(The input begins)

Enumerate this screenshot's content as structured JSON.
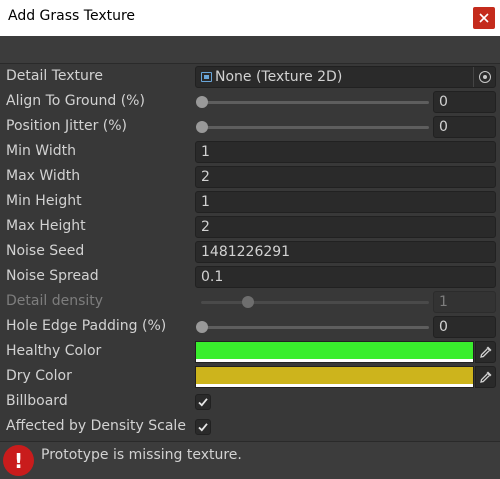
{
  "window": {
    "title": "Add Grass Texture"
  },
  "fields": {
    "detail_texture": {
      "label": "Detail Texture",
      "value": "None (Texture 2D)",
      "icon": "texture-icon"
    },
    "align_to_ground": {
      "label": "Align To Ground (%)",
      "value": "0",
      "slider_fraction": 0
    },
    "position_jitter": {
      "label": "Position Jitter (%)",
      "value": "0",
      "slider_fraction": 0
    },
    "min_width": {
      "label": "Min Width",
      "value": "1"
    },
    "max_width": {
      "label": "Max Width",
      "value": "2"
    },
    "min_height": {
      "label": "Min Height",
      "value": "1"
    },
    "max_height": {
      "label": "Max Height",
      "value": "2"
    },
    "noise_seed": {
      "label": "Noise Seed",
      "value": "1481226291"
    },
    "noise_spread": {
      "label": "Noise Spread",
      "value": "0.1"
    },
    "detail_density": {
      "label": "Detail density",
      "value": "1",
      "slider_fraction": 0.2,
      "disabled": true
    },
    "hole_edge_padding": {
      "label": "Hole Edge Padding (%)",
      "value": "0",
      "slider_fraction": 0
    },
    "healthy_color": {
      "label": "Healthy Color",
      "color": "#39ee2d"
    },
    "dry_color": {
      "label": "Dry Color",
      "color": "#cdb41c"
    },
    "billboard": {
      "label": "Billboard",
      "checked": true
    },
    "affected_by_density_scale": {
      "label": "Affected by Density Scale",
      "checked": true
    }
  },
  "help": {
    "message": "Prototype is missing texture.",
    "icon": "error-icon",
    "glyph": "!"
  },
  "colors": {
    "accent_error": "#c91c1c",
    "close_button": "#c42b1c",
    "background": "#383838"
  }
}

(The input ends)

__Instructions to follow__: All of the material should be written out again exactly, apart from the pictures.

__Answer space__:
Enumerate this screenshot's content as structured JSON.
{
  "window": {
    "title": "Add Grass Texture"
  },
  "fields": {
    "detail_texture": {
      "label": "Detail Texture",
      "value": "None (Texture 2D)",
      "icon": "texture-icon"
    },
    "align_to_ground": {
      "label": "Align To Ground (%)",
      "value": "0",
      "slider_fraction": 0
    },
    "position_jitter": {
      "label": "Position Jitter (%)",
      "value": "0",
      "slider_fraction": 0
    },
    "min_width": {
      "label": "Min Width",
      "value": "1"
    },
    "max_width": {
      "label": "Max Width",
      "value": "2"
    },
    "min_height": {
      "label": "Min Height",
      "value": "1"
    },
    "max_height": {
      "label": "Max Height",
      "value": "2"
    },
    "noise_seed": {
      "label": "Noise Seed",
      "value": "1481226291"
    },
    "noise_spread": {
      "label": "Noise Spread",
      "value": "0.1"
    },
    "detail_density": {
      "label": "Detail density",
      "value": "1",
      "slider_fraction": 0.2,
      "disabled": true
    },
    "hole_edge_padding": {
      "label": "Hole Edge Padding (%)",
      "value": "0",
      "slider_fraction": 0
    },
    "healthy_color": {
      "label": "Healthy Color",
      "color": "#39ee2d"
    },
    "dry_color": {
      "label": "Dry Color",
      "color": "#cdb41c"
    },
    "billboard": {
      "label": "Billboard",
      "checked": true
    },
    "affected_by_density_scale": {
      "label": "Affected by Density Scale",
      "checked": true
    }
  },
  "help": {
    "message": "Prototype is missing texture.",
    "icon": "error-icon",
    "glyph": "!"
  },
  "colors": {
    "accent_error": "#c91c1c",
    "close_button": "#c42b1c",
    "background": "#383838"
  }
}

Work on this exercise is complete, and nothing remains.